WHAT TO WORK ON –
Pull out from the material below all lines with "JSON".

SUPPLIED DATA –
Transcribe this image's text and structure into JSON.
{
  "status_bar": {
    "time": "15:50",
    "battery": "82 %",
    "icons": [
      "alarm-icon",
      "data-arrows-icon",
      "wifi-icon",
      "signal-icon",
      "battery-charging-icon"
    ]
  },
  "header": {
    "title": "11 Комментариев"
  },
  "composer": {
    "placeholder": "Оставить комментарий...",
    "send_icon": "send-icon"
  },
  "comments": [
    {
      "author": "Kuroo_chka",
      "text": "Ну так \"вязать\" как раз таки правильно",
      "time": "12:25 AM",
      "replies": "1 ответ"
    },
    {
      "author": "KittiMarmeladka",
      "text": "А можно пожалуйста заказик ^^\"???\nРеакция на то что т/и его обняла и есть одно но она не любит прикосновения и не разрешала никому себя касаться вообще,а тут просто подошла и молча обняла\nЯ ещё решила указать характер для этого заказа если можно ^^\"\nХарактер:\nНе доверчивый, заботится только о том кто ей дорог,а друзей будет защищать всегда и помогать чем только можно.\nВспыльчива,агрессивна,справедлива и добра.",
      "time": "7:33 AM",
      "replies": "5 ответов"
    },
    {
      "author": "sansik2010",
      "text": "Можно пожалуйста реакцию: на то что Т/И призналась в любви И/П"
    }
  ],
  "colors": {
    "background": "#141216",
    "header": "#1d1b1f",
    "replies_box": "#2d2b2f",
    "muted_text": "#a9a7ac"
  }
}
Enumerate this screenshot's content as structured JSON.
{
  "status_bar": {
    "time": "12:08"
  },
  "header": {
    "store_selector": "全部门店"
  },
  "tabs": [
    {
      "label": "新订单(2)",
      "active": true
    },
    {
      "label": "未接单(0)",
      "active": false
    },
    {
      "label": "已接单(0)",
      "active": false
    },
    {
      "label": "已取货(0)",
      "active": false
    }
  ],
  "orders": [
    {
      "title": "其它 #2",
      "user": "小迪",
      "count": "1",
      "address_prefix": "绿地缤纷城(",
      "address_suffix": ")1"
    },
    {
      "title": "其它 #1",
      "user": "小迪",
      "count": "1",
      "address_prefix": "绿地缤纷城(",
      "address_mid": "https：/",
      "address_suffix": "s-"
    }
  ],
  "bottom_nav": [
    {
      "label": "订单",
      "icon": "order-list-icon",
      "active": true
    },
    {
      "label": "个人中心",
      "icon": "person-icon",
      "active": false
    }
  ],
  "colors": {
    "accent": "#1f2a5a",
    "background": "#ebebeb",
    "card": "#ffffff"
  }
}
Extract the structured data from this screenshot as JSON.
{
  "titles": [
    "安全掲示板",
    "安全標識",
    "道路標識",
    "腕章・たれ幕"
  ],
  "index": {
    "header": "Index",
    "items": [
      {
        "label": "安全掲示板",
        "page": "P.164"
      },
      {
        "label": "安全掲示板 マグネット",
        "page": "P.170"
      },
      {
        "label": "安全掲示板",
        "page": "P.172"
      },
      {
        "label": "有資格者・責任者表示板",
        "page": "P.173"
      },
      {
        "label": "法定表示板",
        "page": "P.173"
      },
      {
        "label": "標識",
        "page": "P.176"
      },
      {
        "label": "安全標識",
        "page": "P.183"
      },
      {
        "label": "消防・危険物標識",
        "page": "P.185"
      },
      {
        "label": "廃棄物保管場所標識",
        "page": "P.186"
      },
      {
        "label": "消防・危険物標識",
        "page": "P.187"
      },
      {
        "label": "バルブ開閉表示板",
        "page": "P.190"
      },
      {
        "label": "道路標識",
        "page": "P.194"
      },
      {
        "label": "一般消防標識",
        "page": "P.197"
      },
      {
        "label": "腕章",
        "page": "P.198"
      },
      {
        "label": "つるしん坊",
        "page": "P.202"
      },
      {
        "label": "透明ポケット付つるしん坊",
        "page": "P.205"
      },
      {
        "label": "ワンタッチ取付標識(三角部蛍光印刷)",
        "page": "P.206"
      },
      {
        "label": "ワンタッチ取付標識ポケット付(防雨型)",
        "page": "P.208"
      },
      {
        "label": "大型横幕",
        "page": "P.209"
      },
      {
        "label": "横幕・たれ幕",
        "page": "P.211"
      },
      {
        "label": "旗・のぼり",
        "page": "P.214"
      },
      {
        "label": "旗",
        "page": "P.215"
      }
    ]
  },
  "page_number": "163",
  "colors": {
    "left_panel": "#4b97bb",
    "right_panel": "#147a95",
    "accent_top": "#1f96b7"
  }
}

ANSWER BELOW –
Transcribe this image's text and structure into JSON.
Enumerate this screenshot's content as structured JSON.
Extract the structured data from this screenshot as JSON.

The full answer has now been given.